Ecology is a highly important field for learners interested in Natural Resource Management, Agriculture, Forestry, City Planning, Community Health, Economics, and related fields. It drives discovery in food production, maintaining clean air and water, and sustaining biodiversity in the face of climate change.
Ecology is a great field for learners interested in working outdoors and in labs. They can enjoy roles such as Conservation Scientist, Environmental Scientist, Wildlife Biologist, Teacher, Environmental Consultant, Park Naturalist, Natural Resource Manager, Zookeeper, Wildlife Rehabilitator, Endangered Species Coordinator, and others that are related.
Ecology courses offered through Coursera help learners gain knowledge on Ecology ecosystems and dynamics; how scientists study ecosystems; plant biology and biological research; what defines us as humans; the scientific, economic, and socio-political dimensions of ecosystems; and more.

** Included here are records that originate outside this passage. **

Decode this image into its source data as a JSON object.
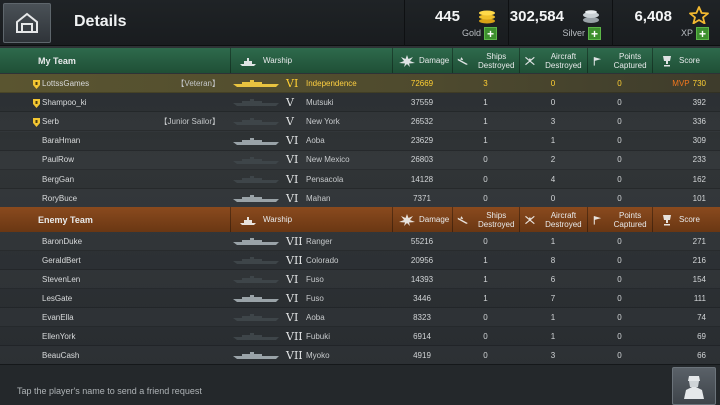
{
  "header": {
    "title": "Details",
    "gold": {
      "amount": "445",
      "label": "Gold"
    },
    "silver": {
      "amount": "302,584",
      "label": "Silver"
    },
    "xp": {
      "amount": "6,408",
      "label": "XP"
    },
    "plus": "+"
  },
  "my_team": {
    "title": "My Team",
    "columns": {
      "warship": "Warship",
      "damage": "Damage",
      "ships_destroyed": "Ships Destroyed",
      "aircraft_destroyed": "Aircraft Destroyed",
      "points_captured": "Points Captured",
      "score": "Score"
    },
    "rows": [
      {
        "player": "LottssGames",
        "rank": "【Veteran】",
        "tier": "VI",
        "ship": "Independence",
        "damage": "72669",
        "ships_destroyed": "3",
        "aircraft_destroyed": "0",
        "points_captured": "0",
        "mvp": "MVP",
        "score": "730"
      },
      {
        "player": "Shampoo_ki",
        "rank": "",
        "tier": "V",
        "ship": "Mutsuki",
        "damage": "37559",
        "ships_destroyed": "1",
        "aircraft_destroyed": "0",
        "points_captured": "0",
        "mvp": "",
        "score": "392"
      },
      {
        "player": "Serb",
        "rank": "【Junior Sailor】",
        "tier": "V",
        "ship": "New York",
        "damage": "26532",
        "ships_destroyed": "1",
        "aircraft_destroyed": "3",
        "points_captured": "0",
        "mvp": "",
        "score": "336"
      },
      {
        "player": "BaraHman",
        "rank": "",
        "tier": "VI",
        "ship": "Aoba",
        "damage": "23629",
        "ships_destroyed": "1",
        "aircraft_destroyed": "1",
        "points_captured": "0",
        "mvp": "",
        "score": "309"
      },
      {
        "player": "PaulRow",
        "rank": "",
        "tier": "VI",
        "ship": "New Mexico",
        "damage": "26803",
        "ships_destroyed": "0",
        "aircraft_destroyed": "2",
        "points_captured": "0",
        "mvp": "",
        "score": "233"
      },
      {
        "player": "BergGan",
        "rank": "",
        "tier": "VI",
        "ship": "Pensacola",
        "damage": "14128",
        "ships_destroyed": "0",
        "aircraft_destroyed": "4",
        "points_captured": "0",
        "mvp": "",
        "score": "162"
      },
      {
        "player": "RoryBuce",
        "rank": "",
        "tier": "VI",
        "ship": "Mahan",
        "damage": "7371",
        "ships_destroyed": "0",
        "aircraft_destroyed": "0",
        "points_captured": "0",
        "mvp": "",
        "score": "101"
      }
    ]
  },
  "enemy_team": {
    "title": "Enemy Team",
    "columns": {
      "warship": "Warship",
      "damage": "Damage",
      "ships_destroyed": "Ships Destroyed",
      "aircraft_destroyed": "Aircraft Destroyed",
      "points_captured": "Points Captured",
      "score": "Score"
    },
    "rows": [
      {
        "player": "BaronDuke",
        "tier": "VII",
        "ship": "Ranger",
        "damage": "55216",
        "ships_destroyed": "0",
        "aircraft_destroyed": "1",
        "points_captured": "0",
        "score": "271"
      },
      {
        "player": "GeraldBert",
        "tier": "VII",
        "ship": "Colorado",
        "damage": "20956",
        "ships_destroyed": "1",
        "aircraft_destroyed": "8",
        "points_captured": "0",
        "score": "216"
      },
      {
        "player": "StevenLen",
        "tier": "VI",
        "ship": "Fuso",
        "damage": "14393",
        "ships_destroyed": "1",
        "aircraft_destroyed": "6",
        "points_captured": "0",
        "score": "154"
      },
      {
        "player": "LesGate",
        "tier": "VI",
        "ship": "Fuso",
        "damage": "3446",
        "ships_destroyed": "1",
        "aircraft_destroyed": "7",
        "points_captured": "0",
        "score": "111"
      },
      {
        "player": "EvanElla",
        "tier": "VI",
        "ship": "Aoba",
        "damage": "8323",
        "ships_destroyed": "0",
        "aircraft_destroyed": "1",
        "points_captured": "0",
        "score": "74"
      },
      {
        "player": "EllenYork",
        "tier": "VII",
        "ship": "Fubuki",
        "damage": "6914",
        "ships_destroyed": "0",
        "aircraft_destroyed": "1",
        "points_captured": "0",
        "score": "69"
      },
      {
        "player": "BeauCash",
        "tier": "VII",
        "ship": "Myoko",
        "damage": "4919",
        "ships_destroyed": "0",
        "aircraft_destroyed": "3",
        "points_captured": "0",
        "score": "66"
      }
    ]
  },
  "footer": {
    "hint": "Tap the player's name to send a friend request"
  },
  "colors": {
    "my_team_header": "#2e6a4c",
    "enemy_team_header": "#8a4a1e",
    "highlight": "#ffcf33",
    "mvp": "#f0761e"
  }
}
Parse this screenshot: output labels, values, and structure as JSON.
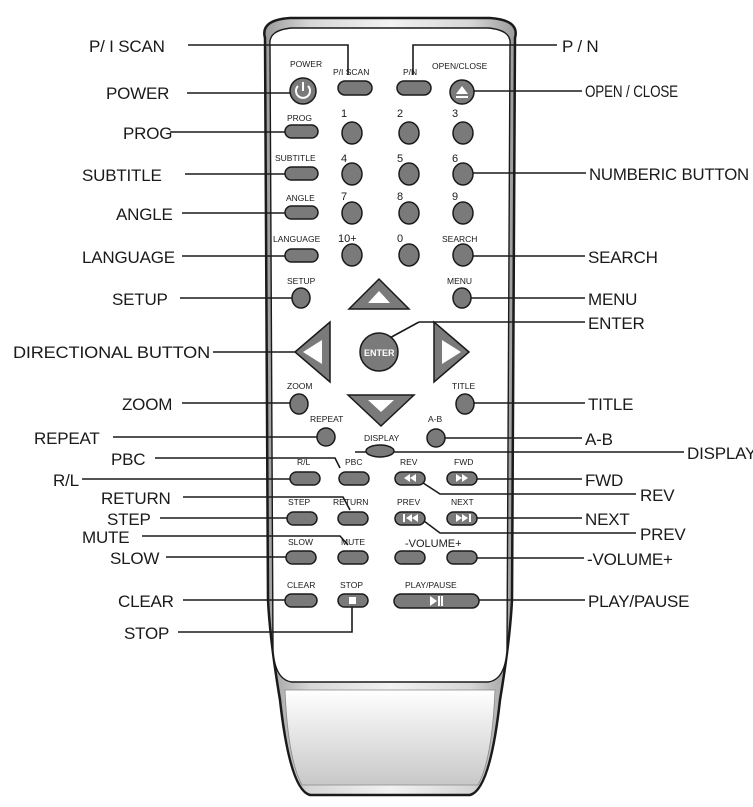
{
  "callouts_left": [
    {
      "id": "piscan",
      "text": "P/ I SCAN"
    },
    {
      "id": "power",
      "text": "POWER"
    },
    {
      "id": "prog",
      "text": "PROG"
    },
    {
      "id": "subtitle",
      "text": "SUBTITLE"
    },
    {
      "id": "angle",
      "text": "ANGLE"
    },
    {
      "id": "language",
      "text": "LANGUAGE"
    },
    {
      "id": "setup",
      "text": "SETUP"
    },
    {
      "id": "directional",
      "text": "DIRECTIONAL BUTTON"
    },
    {
      "id": "zoom",
      "text": "ZOOM"
    },
    {
      "id": "repeat",
      "text": "REPEAT"
    },
    {
      "id": "pbc",
      "text": "PBC"
    },
    {
      "id": "rl",
      "text": "R/L"
    },
    {
      "id": "return",
      "text": "RETURN"
    },
    {
      "id": "step",
      "text": "STEP"
    },
    {
      "id": "mute",
      "text": "MUTE"
    },
    {
      "id": "slow",
      "text": "SLOW"
    },
    {
      "id": "clear",
      "text": "CLEAR"
    },
    {
      "id": "stop",
      "text": "STOP"
    }
  ],
  "callouts_right": [
    {
      "id": "pn",
      "text": "P / N"
    },
    {
      "id": "openclose",
      "text": "OPEN / CLOSE"
    },
    {
      "id": "numeric",
      "text": "NUMBERIC BUTTON"
    },
    {
      "id": "search",
      "text": "SEARCH"
    },
    {
      "id": "menu",
      "text": "MENU"
    },
    {
      "id": "enter",
      "text": "ENTER"
    },
    {
      "id": "title",
      "text": "TITLE"
    },
    {
      "id": "ab",
      "text": "A-B"
    },
    {
      "id": "display",
      "text": "DISPLAY"
    },
    {
      "id": "fwd",
      "text": "FWD"
    },
    {
      "id": "rev",
      "text": "REV"
    },
    {
      "id": "next",
      "text": "NEXT"
    },
    {
      "id": "prev",
      "text": "PREV"
    },
    {
      "id": "volume",
      "text": "-VOLUME+"
    },
    {
      "id": "playpause",
      "text": "PLAY/PAUSE"
    }
  ],
  "button_labels": {
    "power": "POWER",
    "piscan": "P/I SCAN",
    "pn": "P/N",
    "openclose": "OPEN/CLOSE",
    "prog": "PROG",
    "subtitle": "SUBTITLE",
    "angle": "ANGLE",
    "language": "LANGUAGE",
    "n1": "1",
    "n2": "2",
    "n3": "3",
    "n4": "4",
    "n5": "5",
    "n6": "6",
    "n7": "7",
    "n8": "8",
    "n9": "9",
    "n10": "10+",
    "n0": "0",
    "search": "SEARCH",
    "setup": "SETUP",
    "menu": "MENU",
    "enter": "ENTER",
    "zoom": "ZOOM",
    "title": "TITLE",
    "repeat": "REPEAT",
    "ab": "A-B",
    "display": "DISPLAY",
    "rl": "R/L",
    "pbc": "PBC",
    "rev": "REV",
    "fwd": "FWD",
    "step": "STEP",
    "return": "RETURN",
    "prev": "PREV",
    "next": "NEXT",
    "slow": "SLOW",
    "mute": "MUTE",
    "volume": "-VOLUME+",
    "clear": "CLEAR",
    "stop": "STOP",
    "playpause": "PLAY/PAUSE"
  }
}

Lessons on Ecology are taught by Instructors specializing in Environmental Sciences, Plant Biosciences, Biodiversity, and more. Learners explore topics via video lectures, readings, quizzes, and more.
Any experience working outdoors can be beneficial when studying ecology. Perhaps you've volunteered or worked at a local, state, or national park. Work on a farm or ranch can also be helpful. Working or volunteering in a zoo, aquarium, archaeology dig, forest, garden, fishery, or national resource facility can be helpful as well. A background in agriculture, city planning, community health, economics, or other scientific fields can even help you better understand your ecology studies. Because ecology is a branch of biology, any background in biological sciences, like cell biology, biochemistry, biophysics, zoology, marine biology, anatomy, and physiology is usually beneficial when learning about ecology.
A love for working outdoors is a must for anyone interested in pursuing a role in ecology. While you'll spend some time in an office, laboratory, or classroom, depending on your job, you will likely find yourself conducting fieldwork outdoors. This location could be in a forest, a stream, the ocean, a desert, a lake, a park, a field, or in any type of ecosystem. Your job could involve working for a government agency, a research institution, a university, a school, a nonprofit organization, or even a private company. This means you could find yourself working with anyone from students to other professionals, so you must be able to work with a team.
People who are passionate about the environment and learning about life processes of organisms are best suited for roles in ecology. You'll need to be an analytical thinker with a mind for science and an eye for detail, as you may often find yourself conducting scientific experiments and working hands-on in the field. However, you'll also find yourself recording and sharing your findings, so it's important to have strong written and oral communication skills. Good computer skills are also important, as many of your findings will be recorded using various forms of technology. Those who choose the ecology field should also have good math skills.